This past week has resulted in more timeouts, more yelling and screaming (on both our parts, unfortunately), and more revoked privileges than the last several months combined. On her best days, The Peanut has a mind of her own and is not afraid to voice her opinion. Someday this will most likely serve her well. On days when you're just trying to get her to eat her veggies or go to bed, though, this quality makes me a little nuts. When in the throws of a growth spurt, combine this with a very short fuse, even shorter attention span, and no thought to consequences, and you've got a mouthy pint-sized time bomb. A tantrum may only be seconds away and I guarantee it will be over something trivial.
On the flip side, as she comes out of this caveman haze, I am immediately noticing how much new stuff got wired in her head. For example, yesterday, during school, instead of reading items on a worksheet out loud, she read them silently to herself and just filled in the answer. Until I realized that's what she was doing, I thought we were still in short-attention mode from the spurt. A few things she said yesterday, while not particularly special in themselves, were phrased differently than I'm used to hearing. So this spurt will be like many of her previous ones -- big changes which will leave me simultaneously amazed and overwhelmed. Perhaps more so this time around since I am starting to plan how school will look for us next year.
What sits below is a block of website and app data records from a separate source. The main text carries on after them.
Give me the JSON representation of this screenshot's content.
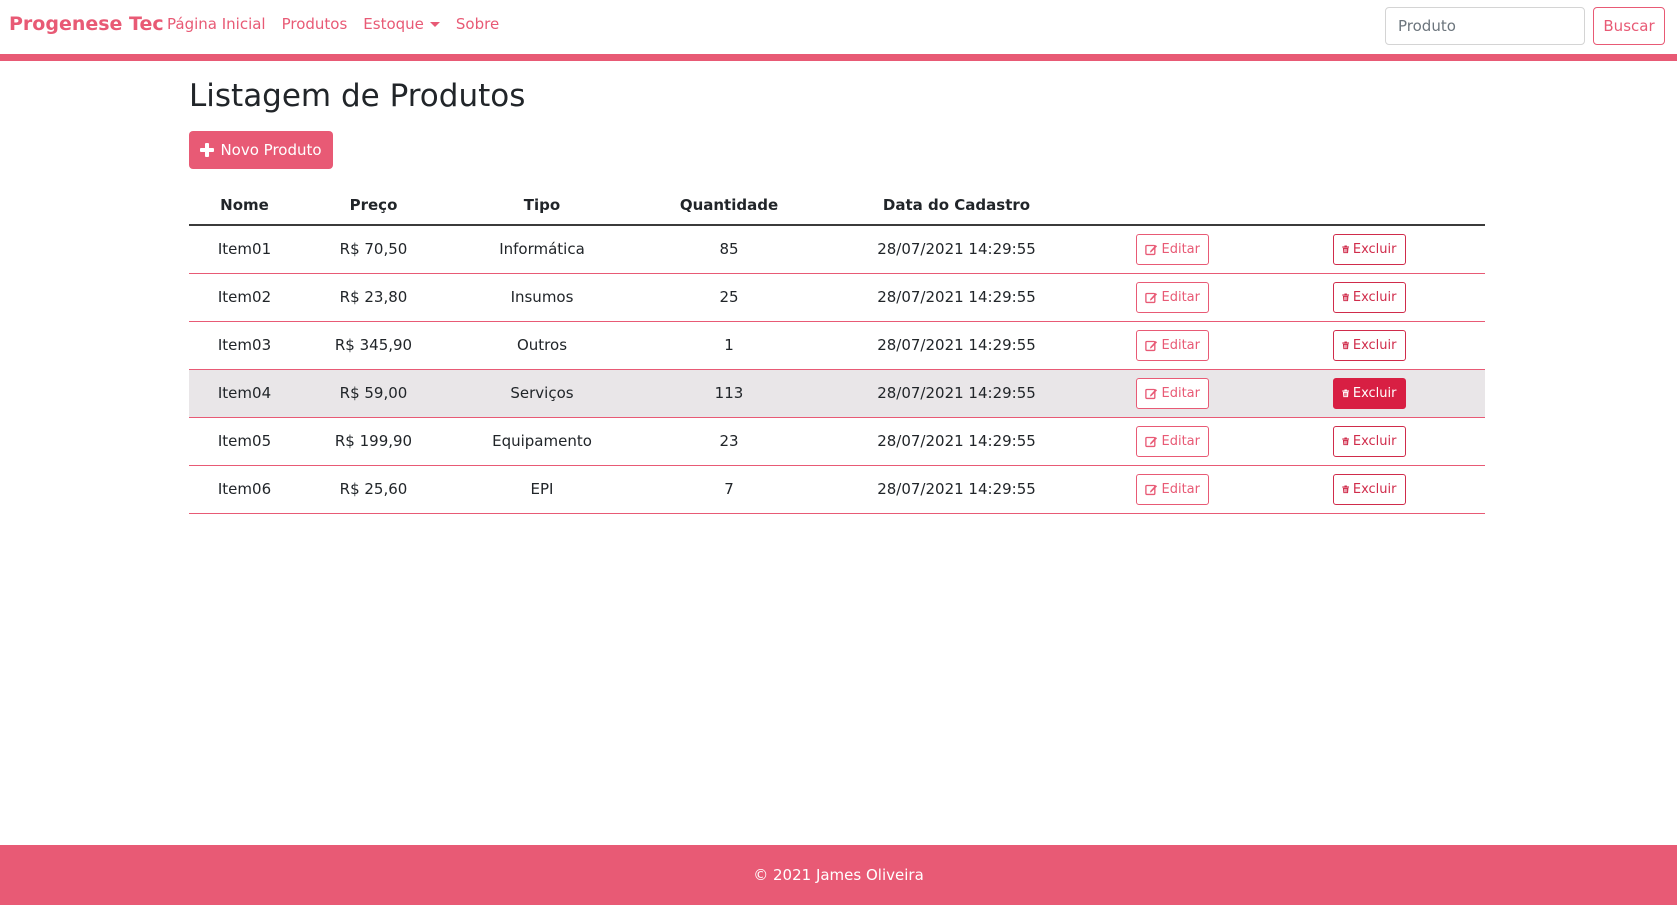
{
  "navbar": {
    "brand": "Progenese Tec",
    "links": [
      "Página Inicial",
      "Produtos",
      "Estoque",
      "Sobre"
    ],
    "search_placeholder": "Produto",
    "search_button": "Buscar"
  },
  "main": {
    "title": "Listagem de Produtos",
    "new_button": "Novo Produto",
    "table": {
      "headers": [
        "Nome",
        "Preço",
        "Tipo",
        "Quantidade",
        "Data do Cadastro"
      ],
      "rows": [
        [
          "Item01",
          "R$ 70,50",
          "Informática",
          "85",
          "28/07/2021 14:29:55"
        ],
        [
          "Item02",
          "R$ 23,80",
          "Insumos",
          "25",
          "28/07/2021 14:29:55"
        ],
        [
          "Item03",
          "R$ 345,90",
          "Outros",
          "1",
          "28/07/2021 14:29:55"
        ],
        [
          "Item04",
          "R$ 59,00",
          "Serviços",
          "113",
          "28/07/2021 14:29:55"
        ],
        [
          "Item05",
          "R$ 199,90",
          "Equipamento",
          "23",
          "28/07/2021 14:29:55"
        ],
        [
          "Item06",
          "R$ 25,60",
          "EPI",
          "7",
          "28/07/2021 14:29:55"
        ]
      ],
      "edit_label": "Editar",
      "delete_label": "Excluir",
      "highlighted_row": 3
    }
  },
  "footer": {
    "text": "© 2021 James Oliveira"
  },
  "colors": {
    "accent": "#e85a75",
    "danger": "#d81f43",
    "row_highlight": "#e9e6e8"
  }
}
Between now and the next growth spurt -- which by my reckoning is due late October/November -- I will be thinking about how we handle the complete 180 her personality does during the week or so this happens. I do not like being <em>that</em> mom who screams at her kids and yet, I had more than a few moments this week when I became her. School was a major source of frustration for both of us -- she didn't have the bandwidth to deal with it and I didn't have the patience for her goofing off or the tolerance for the temper when she didn't pick up a concept quite as easily as she sometimes does. Transitions also posed major challenges. The Peanut is normally like any typical five year old -- getting her out the door, bedtime, getting dressed, etc is like herding cats. During a spurt, transitions are far more challenging, even with advanced warning, using timers, and many of those tricks the experts tell you to do.
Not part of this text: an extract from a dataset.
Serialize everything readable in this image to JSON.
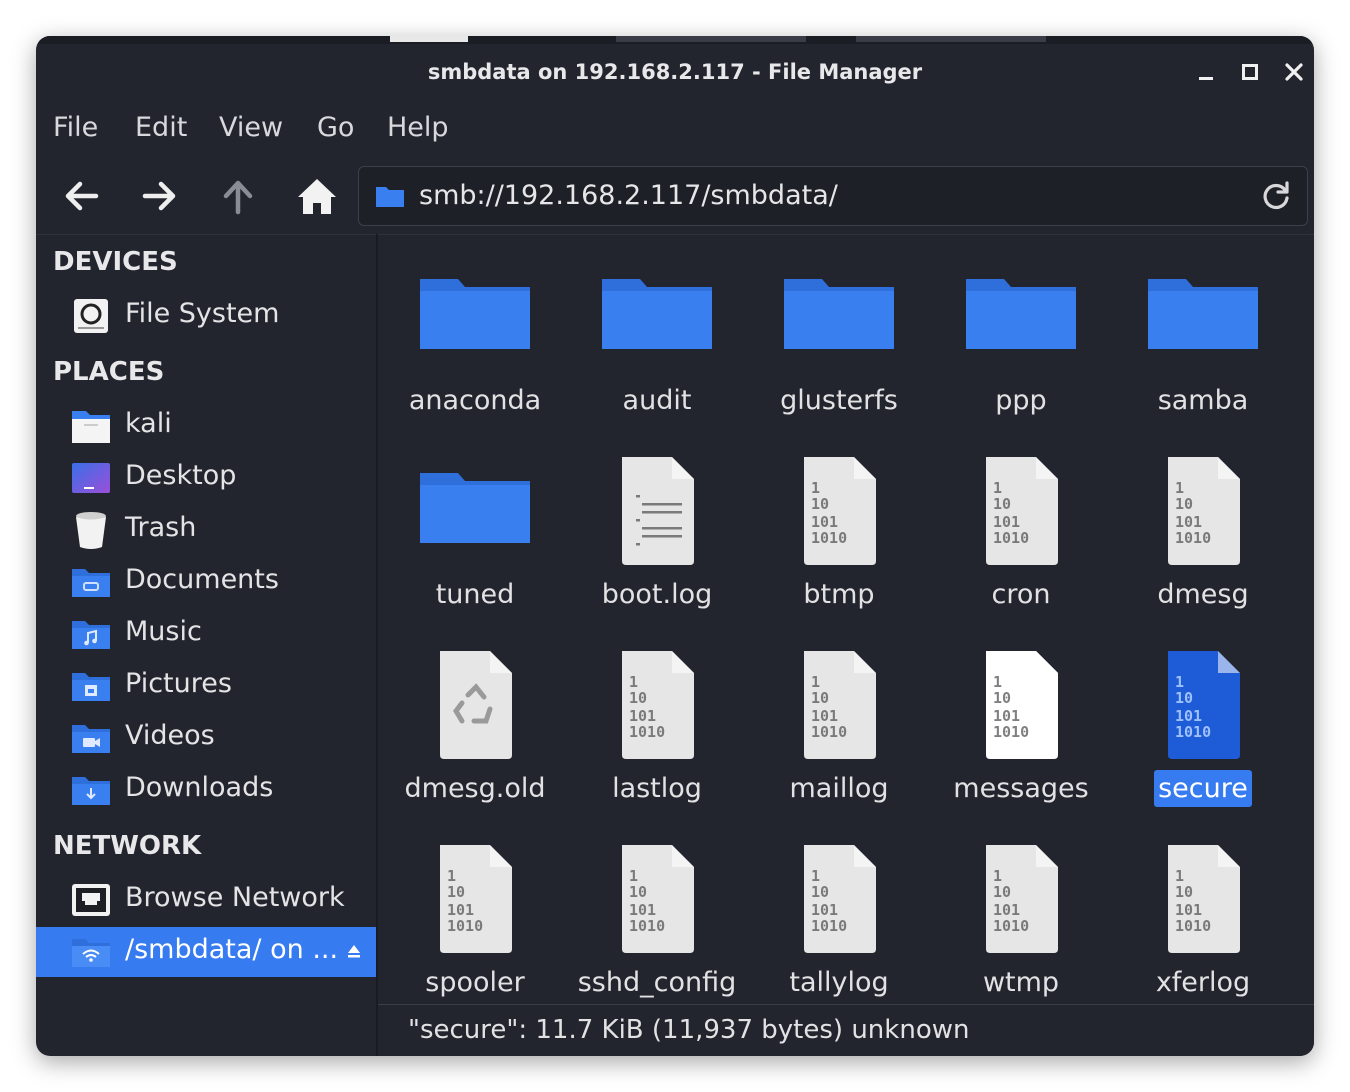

I'm not sure what the answer is. It's only 3 - 4 weeks out of the year, but they are hard weeks. As I sit here and write this, all I feel is exhaustion. While I'm understanding of the fact that she's not on her game and probably feels like she's in a fog while all of this goes on, her behavior is Not OK and I can only let so much of it slide. Is the answer canceling school for the week and not going anywhere more than we need to? I suppose ideally, that would solve many of the sources of friction we experienced this past week, but I don't think it's realistic. I can certainly cut back on school and my expectation during that time, so long as I see the spurt coming. In the meantime, I am happy that my little girl has been returned to me and I look forward to discovering her new talents and abilities with her.